(Data about app and page elements)

Start of Block

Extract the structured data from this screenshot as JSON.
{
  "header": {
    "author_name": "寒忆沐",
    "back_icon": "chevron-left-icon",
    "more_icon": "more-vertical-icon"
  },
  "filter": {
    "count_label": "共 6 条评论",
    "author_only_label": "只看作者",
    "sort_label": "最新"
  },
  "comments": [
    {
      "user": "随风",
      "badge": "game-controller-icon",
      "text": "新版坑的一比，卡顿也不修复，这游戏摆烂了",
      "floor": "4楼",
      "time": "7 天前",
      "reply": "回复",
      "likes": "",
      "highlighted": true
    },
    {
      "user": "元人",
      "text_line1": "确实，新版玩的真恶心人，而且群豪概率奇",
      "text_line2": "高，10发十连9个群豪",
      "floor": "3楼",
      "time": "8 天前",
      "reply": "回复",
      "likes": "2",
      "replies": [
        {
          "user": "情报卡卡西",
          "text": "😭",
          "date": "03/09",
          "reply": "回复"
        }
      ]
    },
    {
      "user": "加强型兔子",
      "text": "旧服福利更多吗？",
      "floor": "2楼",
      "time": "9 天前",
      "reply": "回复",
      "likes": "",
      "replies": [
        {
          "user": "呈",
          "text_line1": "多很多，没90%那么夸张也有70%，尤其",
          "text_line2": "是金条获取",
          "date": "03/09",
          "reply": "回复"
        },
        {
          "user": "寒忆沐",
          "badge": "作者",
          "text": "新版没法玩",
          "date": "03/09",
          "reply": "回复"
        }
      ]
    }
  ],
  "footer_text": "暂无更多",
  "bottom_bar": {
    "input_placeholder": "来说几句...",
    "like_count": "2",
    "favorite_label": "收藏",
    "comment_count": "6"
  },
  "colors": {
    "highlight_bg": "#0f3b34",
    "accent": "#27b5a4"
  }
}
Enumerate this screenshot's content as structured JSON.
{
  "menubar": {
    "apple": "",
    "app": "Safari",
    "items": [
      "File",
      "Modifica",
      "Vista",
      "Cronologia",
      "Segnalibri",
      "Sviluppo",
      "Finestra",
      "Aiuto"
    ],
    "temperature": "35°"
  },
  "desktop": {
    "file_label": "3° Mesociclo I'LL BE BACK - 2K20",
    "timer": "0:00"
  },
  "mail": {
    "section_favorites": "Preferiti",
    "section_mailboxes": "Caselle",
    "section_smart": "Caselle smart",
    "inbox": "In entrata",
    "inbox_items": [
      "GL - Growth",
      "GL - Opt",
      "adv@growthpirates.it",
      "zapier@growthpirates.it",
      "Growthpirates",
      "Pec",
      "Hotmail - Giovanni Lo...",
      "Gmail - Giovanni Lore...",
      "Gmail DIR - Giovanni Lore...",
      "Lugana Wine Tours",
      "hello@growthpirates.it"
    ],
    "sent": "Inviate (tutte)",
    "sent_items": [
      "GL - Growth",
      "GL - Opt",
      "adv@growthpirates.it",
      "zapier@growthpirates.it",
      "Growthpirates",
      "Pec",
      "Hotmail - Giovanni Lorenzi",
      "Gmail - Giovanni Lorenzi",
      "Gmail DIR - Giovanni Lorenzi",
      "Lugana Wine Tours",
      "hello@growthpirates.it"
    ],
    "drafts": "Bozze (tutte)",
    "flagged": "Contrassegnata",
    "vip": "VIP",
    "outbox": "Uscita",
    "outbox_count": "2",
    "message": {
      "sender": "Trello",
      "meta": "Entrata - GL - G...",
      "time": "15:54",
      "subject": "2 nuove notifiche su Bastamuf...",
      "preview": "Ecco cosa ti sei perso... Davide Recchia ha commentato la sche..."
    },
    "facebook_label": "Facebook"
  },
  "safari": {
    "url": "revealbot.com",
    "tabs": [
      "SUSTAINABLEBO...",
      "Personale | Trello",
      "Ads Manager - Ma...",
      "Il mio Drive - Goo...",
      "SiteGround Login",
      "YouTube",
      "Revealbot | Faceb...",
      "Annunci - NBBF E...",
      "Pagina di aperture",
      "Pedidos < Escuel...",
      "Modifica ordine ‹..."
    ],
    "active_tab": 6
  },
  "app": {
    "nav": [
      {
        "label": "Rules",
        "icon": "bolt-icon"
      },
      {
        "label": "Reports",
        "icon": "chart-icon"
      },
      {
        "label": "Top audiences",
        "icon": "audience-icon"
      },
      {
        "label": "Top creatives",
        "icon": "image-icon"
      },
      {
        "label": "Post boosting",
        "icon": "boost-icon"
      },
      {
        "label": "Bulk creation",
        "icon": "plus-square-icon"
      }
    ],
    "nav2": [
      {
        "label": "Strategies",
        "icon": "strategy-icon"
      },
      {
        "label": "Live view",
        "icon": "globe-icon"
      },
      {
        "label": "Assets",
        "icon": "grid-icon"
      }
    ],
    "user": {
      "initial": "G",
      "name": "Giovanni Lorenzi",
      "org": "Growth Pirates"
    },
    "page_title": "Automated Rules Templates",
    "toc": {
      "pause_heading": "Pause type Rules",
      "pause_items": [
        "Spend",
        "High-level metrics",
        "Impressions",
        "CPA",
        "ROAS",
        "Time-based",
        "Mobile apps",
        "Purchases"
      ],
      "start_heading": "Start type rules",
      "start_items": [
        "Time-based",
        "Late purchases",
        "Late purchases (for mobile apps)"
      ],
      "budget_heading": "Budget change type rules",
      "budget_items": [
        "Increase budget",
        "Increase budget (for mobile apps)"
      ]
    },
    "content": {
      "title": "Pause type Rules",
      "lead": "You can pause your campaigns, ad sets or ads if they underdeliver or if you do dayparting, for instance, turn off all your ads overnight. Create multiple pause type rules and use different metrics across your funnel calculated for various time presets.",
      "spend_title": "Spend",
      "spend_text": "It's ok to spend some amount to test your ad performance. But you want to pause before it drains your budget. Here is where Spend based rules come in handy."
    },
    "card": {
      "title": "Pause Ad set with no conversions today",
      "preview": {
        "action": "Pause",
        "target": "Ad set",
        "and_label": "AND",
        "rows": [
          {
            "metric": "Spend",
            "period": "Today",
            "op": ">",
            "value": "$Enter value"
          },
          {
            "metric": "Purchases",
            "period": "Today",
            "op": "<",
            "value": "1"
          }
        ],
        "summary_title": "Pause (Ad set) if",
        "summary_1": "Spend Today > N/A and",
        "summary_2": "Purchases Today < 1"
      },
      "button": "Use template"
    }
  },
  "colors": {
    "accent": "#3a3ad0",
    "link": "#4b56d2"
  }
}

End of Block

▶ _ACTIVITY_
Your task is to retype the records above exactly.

▶ _YOUR SOLUTION_
Extract the structured data from this screenshot as JSON.
{
  "header": {
    "author_name": "寒忆沐",
    "back_icon": "chevron-left-icon",
    "more_icon": "more-vertical-icon"
  },
  "filter": {
    "count_label": "共 6 条评论",
    "author_only_label": "只看作者",
    "sort_label": "最新"
  },
  "comments": [
    {
      "user": "随风",
      "badge": "game-controller-icon",
      "text": "新版坑的一比，卡顿也不修复，这游戏摆烂了",
      "floor": "4楼",
      "time": "7 天前",
      "reply": "回复",
      "likes": "",
      "highlighted": true
    },
    {
      "user": "元人",
      "text_line1": "确实，新版玩的真恶心人，而且群豪概率奇",
      "text_line2": "高，10发十连9个群豪",
      "floor": "3楼",
      "time": "8 天前",
      "reply": "回复",
      "likes": "2",
      "replies": [
        {
          "user": "情报卡卡西",
          "text": "😭",
          "date": "03/09",
          "reply": "回复"
        }
      ]
    },
    {
      "user": "加强型兔子",
      "text": "旧服福利更多吗？",
      "floor": "2楼",
      "time": "9 天前",
      "reply": "回复",
      "likes": "",
      "replies": [
        {
          "user": "呈",
          "text_line1": "多很多，没90%那么夸张也有70%，尤其",
          "text_line2": "是金条获取",
          "date": "03/09",
          "reply": "回复"
        },
        {
          "user": "寒忆沐",
          "badge": "作者",
          "text": "新版没法玩",
          "date": "03/09",
          "reply": "回复"
        }
      ]
    }
  ],
  "footer_text": "暂无更多",
  "bottom_bar": {
    "input_placeholder": "来说几句...",
    "like_count": "2",
    "favorite_label": "收藏",
    "comment_count": "6"
  },
  "colors": {
    "highlight_bg": "#0f3b34",
    "accent": "#27b5a4"
  }
}
Enumerate this screenshot's content as structured JSON.
{
  "menubar": {
    "apple": "",
    "app": "Safari",
    "items": [
      "File",
      "Modifica",
      "Vista",
      "Cronologia",
      "Segnalibri",
      "Sviluppo",
      "Finestra",
      "Aiuto"
    ],
    "temperature": "35°"
  },
  "desktop": {
    "file_label": "3° Mesociclo I'LL BE BACK - 2K20",
    "timer": "0:00"
  },
  "mail": {
    "section_favorites": "Preferiti",
    "section_mailboxes": "Caselle",
    "section_smart": "Caselle smart",
    "inbox": "In entrata",
    "inbox_items": [
      "GL - Growth",
      "GL - Opt",
      "adv@growthpirates.it",
      "zapier@growthpirates.it",
      "Growthpirates",
      "Pec",
      "Hotmail - Giovanni Lo...",
      "Gmail - Giovanni Lore...",
      "Gmail DIR - Giovanni Lore...",
      "Lugana Wine Tours",
      "hello@growthpirates.it"
    ],
    "sent": "Inviate (tutte)",
    "sent_items": [
      "GL - Growth",
      "GL - Opt",
      "adv@growthpirates.it",
      "zapier@growthpirates.it",
      "Growthpirates",
      "Pec",
      "Hotmail - Giovanni Lorenzi",
      "Gmail - Giovanni Lorenzi",
      "Gmail DIR - Giovanni Lorenzi",
      "Lugana Wine Tours",
      "hello@growthpirates.it"
    ],
    "drafts": "Bozze (tutte)",
    "flagged": "Contrassegnata",
    "vip": "VIP",
    "outbox": "Uscita",
    "outbox_count": "2",
    "message": {
      "sender": "Trello",
      "meta": "Entrata - GL - G...",
      "time": "15:54",
      "subject": "2 nuove notifiche su Bastamuf...",
      "preview": "Ecco cosa ti sei perso... Davide Recchia ha commentato la sche..."
    },
    "facebook_label": "Facebook"
  },
  "safari": {
    "url": "revealbot.com",
    "tabs": [
      "SUSTAINABLEBO...",
      "Personale | Trello",
      "Ads Manager - Ma...",
      "Il mio Drive - Goo...",
      "SiteGround Login",
      "YouTube",
      "Revealbot | Faceb...",
      "Annunci - NBBF E...",
      "Pagina di aperture",
      "Pedidos < Escuel...",
      "Modifica ordine ‹..."
    ],
    "active_tab": 6
  },
  "app": {
    "nav": [
      {
        "label": "Rules",
        "icon": "bolt-icon"
      },
      {
        "label": "Reports",
        "icon": "chart-icon"
      },
      {
        "label": "Top audiences",
        "icon": "audience-icon"
      },
      {
        "label": "Top creatives",
        "icon": "image-icon"
      },
      {
        "label": "Post boosting",
        "icon": "boost-icon"
      },
      {
        "label": "Bulk creation",
        "icon": "plus-square-icon"
      }
    ],
    "nav2": [
      {
        "label": "Strategies",
        "icon": "strategy-icon"
      },
      {
        "label": "Live view",
        "icon": "globe-icon"
      },
      {
        "label": "Assets",
        "icon": "grid-icon"
      }
    ],
    "user": {
      "initial": "G",
      "name": "Giovanni Lorenzi",
      "org": "Growth Pirates"
    },
    "page_title": "Automated Rules Templates",
    "toc": {
      "pause_heading": "Pause type Rules",
      "pause_items": [
        "Spend",
        "High-level metrics",
        "Impressions",
        "CPA",
        "ROAS",
        "Time-based",
        "Mobile apps",
        "Purchases"
      ],
      "start_heading": "Start type rules",
      "start_items": [
        "Time-based",
        "Late purchases",
        "Late purchases (for mobile apps)"
      ],
      "budget_heading": "Budget change type rules",
      "budget_items": [
        "Increase budget",
        "Increase budget (for mobile apps)"
      ]
    },
    "content": {
      "title": "Pause type Rules",
      "lead": "You can pause your campaigns, ad sets or ads if they underdeliver or if you do dayparting, for instance, turn off all your ads overnight. Create multiple pause type rules and use different metrics across your funnel calculated for various time presets.",
      "spend_title": "Spend",
      "spend_text": "It's ok to spend some amount to test your ad performance. But you want to pause before it drains your budget. Here is where Spend based rules come in handy."
    },
    "card": {
      "title": "Pause Ad set with no conversions today",
      "preview": {
        "action": "Pause",
        "target": "Ad set",
        "and_label": "AND",
        "rows": [
          {
            "metric": "Spend",
            "period": "Today",
            "op": ">",
            "value": "$Enter value"
          },
          {
            "metric": "Purchases",
            "period": "Today",
            "op": "<",
            "value": "1"
          }
        ],
        "summary_title": "Pause (Ad set) if",
        "summary_1": "Spend Today > N/A and",
        "summary_2": "Purchases Today < 1"
      },
      "button": "Use template"
    }
  },
  "colors": {
    "accent": "#3a3ad0",
    "link": "#4b56d2"
  }
}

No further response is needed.